In other words, I’m milking Moon Pie.
First, I have to separate baby Gingersnap from mommy.
Baby Gingersnap doesn’t like this part.
Moon Pie thinks she has a babysitter, so she goes out shopping.
And everything is fine for a while, until she realizes THE DINGO STOLE HER BABY and she has to stand in front of the barn and moo and bawl until morning.
Then baby Gingersnap has to move to a temporary confinement so mommy can come into the alleyway on her way to the milking parlor.
This is Moon Pie’s first calf, so she hasn’t been milked before. I hadn’t been planning to milk Moon Pie, but neither one of the “real” milk cows has calved yet, so Moon Pie has to step up to the plate. If I’d been planning to milk her, I would have started training her before she even calved.
It takes me a while to convince Moon Pie to walk into the milking parlor. I’ve just started training her this week, so it’s still new to her. She doesn’t want to walk through the doorway into the milking parlor. I walk around and around her. I put on a lead on her. I push her and shove her and pat her on the bottom and beg a little bit. Then I yell head ’em up, move ’em up, hyah! and she finally walks in there and eats a bit of food I left for her inside the parlor, just far enough in that I can get in behind her and shut the door. I whip the food away from her and talk her into going into the stand and slam down her headlock.
I’m only milking three quarters, to leave some milk for the calf. Moon Pie bucks and bounces around. She doesn’t really want to be there.
Before I release her, I let the calf go. The calf gets all confused and wanders off to the barnyard looking for mommy. (Walking right past the open milking parlor door where mommy is!)
Gingersnap: “Did mommy go into the chicken house? Why?”
Meanwhile, I release Moon Pie and she goes back to the last place she saw Gingersnap to look for her, and gets all confused when she can’t find her.
Valentina and Aranel discuss how glad they are that they’re not cows. (Aranel is looking like a wide spot in the road, isn’t she? She’s due in May.)
I finally get Moon Pie to see her calf.
The world is right again.
Then I milk Valentina.
That’s Cherry hiding up under the food tray in the stand.
And that’s the morning rodeo in the barn! I’m only milking Moon Pie once a day. I’ll separate her and the calf again in the evening so I can milk again in the morning. I’ll keep this up until Glory Bee calves, then I probably won’t keep milking Moon Pie.
I’m pretty sure that’ll make the two of them real happy!
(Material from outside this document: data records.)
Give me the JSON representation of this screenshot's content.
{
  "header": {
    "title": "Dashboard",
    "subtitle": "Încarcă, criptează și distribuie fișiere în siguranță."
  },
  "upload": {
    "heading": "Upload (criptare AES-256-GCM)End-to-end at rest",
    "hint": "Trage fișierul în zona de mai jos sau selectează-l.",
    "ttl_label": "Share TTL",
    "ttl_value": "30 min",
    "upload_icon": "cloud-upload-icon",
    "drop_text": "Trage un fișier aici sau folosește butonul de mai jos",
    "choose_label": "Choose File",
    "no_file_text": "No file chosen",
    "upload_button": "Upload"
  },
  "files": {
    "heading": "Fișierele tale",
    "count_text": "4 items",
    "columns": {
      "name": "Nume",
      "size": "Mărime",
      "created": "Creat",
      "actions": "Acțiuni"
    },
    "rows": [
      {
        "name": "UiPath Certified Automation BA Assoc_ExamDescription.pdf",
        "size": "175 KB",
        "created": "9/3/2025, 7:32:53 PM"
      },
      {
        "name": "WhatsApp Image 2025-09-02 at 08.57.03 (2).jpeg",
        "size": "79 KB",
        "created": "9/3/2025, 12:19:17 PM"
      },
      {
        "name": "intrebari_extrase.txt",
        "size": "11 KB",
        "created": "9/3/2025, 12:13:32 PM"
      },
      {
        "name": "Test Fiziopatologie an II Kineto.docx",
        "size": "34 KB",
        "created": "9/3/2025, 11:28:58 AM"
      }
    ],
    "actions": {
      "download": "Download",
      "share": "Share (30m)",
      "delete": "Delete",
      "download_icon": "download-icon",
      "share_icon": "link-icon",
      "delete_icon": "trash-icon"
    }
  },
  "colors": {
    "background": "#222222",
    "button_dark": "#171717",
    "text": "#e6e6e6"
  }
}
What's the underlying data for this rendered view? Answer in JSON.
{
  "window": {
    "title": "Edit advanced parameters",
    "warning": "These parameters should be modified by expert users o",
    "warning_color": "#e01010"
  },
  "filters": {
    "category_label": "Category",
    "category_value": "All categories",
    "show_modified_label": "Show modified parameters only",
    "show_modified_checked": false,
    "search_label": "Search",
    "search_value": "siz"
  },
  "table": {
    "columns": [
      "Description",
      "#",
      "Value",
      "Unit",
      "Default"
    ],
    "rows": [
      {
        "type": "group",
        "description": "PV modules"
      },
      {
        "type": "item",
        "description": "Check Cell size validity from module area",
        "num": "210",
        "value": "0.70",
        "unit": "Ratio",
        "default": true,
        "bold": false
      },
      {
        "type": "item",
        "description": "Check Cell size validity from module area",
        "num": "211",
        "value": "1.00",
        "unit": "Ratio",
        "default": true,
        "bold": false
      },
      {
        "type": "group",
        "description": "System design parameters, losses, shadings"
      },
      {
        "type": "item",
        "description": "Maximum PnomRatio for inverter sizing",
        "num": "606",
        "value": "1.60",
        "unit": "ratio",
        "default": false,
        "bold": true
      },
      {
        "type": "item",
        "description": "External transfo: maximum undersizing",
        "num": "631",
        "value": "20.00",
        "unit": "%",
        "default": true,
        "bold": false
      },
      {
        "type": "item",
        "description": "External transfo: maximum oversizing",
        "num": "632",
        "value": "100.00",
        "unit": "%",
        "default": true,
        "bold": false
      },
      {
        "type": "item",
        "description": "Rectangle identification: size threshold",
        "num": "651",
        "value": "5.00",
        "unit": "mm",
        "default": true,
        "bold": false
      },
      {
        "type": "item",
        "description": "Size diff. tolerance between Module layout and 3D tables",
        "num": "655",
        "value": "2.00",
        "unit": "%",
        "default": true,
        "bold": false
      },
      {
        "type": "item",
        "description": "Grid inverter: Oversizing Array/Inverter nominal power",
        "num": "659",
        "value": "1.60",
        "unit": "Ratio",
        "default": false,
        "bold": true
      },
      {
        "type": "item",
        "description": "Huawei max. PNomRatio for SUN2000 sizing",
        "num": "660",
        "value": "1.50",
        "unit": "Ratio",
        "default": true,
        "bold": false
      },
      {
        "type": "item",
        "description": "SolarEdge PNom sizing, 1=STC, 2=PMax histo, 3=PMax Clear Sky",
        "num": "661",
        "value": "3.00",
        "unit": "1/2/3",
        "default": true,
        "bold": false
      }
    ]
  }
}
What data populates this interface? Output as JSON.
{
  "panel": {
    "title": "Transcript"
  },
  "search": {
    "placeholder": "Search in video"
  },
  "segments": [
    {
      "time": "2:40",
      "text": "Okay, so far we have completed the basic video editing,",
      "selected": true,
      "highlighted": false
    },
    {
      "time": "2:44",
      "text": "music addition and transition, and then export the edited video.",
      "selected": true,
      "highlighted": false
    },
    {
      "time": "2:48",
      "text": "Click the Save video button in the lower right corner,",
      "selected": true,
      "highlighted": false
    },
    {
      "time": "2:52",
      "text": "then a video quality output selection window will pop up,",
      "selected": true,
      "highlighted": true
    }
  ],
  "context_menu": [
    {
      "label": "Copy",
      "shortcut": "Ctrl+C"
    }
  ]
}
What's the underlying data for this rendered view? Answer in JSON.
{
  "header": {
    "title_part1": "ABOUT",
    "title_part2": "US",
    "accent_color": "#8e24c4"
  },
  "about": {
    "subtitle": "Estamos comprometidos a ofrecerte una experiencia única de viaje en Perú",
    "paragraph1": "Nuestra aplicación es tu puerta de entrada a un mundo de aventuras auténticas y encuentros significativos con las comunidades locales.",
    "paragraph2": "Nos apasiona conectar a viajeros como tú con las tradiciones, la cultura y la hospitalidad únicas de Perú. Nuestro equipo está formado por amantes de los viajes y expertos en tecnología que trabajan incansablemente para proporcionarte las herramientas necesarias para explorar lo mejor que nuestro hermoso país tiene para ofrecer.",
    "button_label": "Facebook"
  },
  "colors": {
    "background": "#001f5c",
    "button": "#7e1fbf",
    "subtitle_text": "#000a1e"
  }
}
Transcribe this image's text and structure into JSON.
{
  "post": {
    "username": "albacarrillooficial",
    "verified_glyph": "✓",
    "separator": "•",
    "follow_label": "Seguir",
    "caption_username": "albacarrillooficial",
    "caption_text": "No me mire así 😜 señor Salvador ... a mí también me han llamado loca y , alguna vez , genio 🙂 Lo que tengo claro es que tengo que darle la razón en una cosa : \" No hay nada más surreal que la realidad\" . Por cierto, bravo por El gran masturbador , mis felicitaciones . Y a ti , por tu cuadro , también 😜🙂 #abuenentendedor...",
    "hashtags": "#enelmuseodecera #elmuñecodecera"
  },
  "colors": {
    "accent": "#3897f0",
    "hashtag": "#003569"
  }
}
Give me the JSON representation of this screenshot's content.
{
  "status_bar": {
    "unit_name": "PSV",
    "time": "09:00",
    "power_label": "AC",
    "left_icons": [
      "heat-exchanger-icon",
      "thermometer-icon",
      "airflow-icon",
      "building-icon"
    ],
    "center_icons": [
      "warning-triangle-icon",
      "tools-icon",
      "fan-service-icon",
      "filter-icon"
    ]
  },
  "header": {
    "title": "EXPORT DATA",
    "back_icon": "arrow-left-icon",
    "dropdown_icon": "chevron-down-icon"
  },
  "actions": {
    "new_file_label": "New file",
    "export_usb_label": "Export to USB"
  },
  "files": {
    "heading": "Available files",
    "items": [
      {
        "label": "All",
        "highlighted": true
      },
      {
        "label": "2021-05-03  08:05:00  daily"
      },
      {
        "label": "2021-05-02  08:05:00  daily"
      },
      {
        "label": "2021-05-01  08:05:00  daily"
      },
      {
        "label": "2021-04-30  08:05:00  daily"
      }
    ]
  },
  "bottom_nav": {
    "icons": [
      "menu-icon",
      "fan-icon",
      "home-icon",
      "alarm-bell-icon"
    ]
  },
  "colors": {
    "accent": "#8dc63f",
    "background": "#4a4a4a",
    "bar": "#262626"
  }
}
You have a great life! Thanks for sharing it with us….question on the milking: how do you know when you have three-quarters of the milk? Since you haven’t milked MP before are you just guessing when to stop the milking process, like after a half-gallon or 3/4 gallon?
On April 19, 2016 at 1:17 pm
Suzanne McMinn says:
What I meant by three quarters is that a cow’s udder has four quarters. Each quarter has a teat. I only put the milking machine on three of her teats. I left the other teat alone, for the calf to have it.
On April 19, 2016 at 1:41 pm
Loved, loved your milking rodeo!
On April 19, 2016 at 2:12 pm
:moo: :happyfeet: :moo: Loving the rodeo post! Looking forward to more littles 🙂
On April 19, 2016 at 3:02 pm
Getting some exercise there! Had to laugh at the dingo part, we say that here too. 😉
On April 20, 2016 at 6:50 am
Gingersnap is the cutest baby! Love your barnyard stories. I always learn something new!! 🙂
On April 20, 2016 at 3:27 pm
Cheryl LeMay says:
How much milk does MP give? Is it very rich? I love the cookie names you’ve given the calves.
On April 20, 2016 at 5:00 pm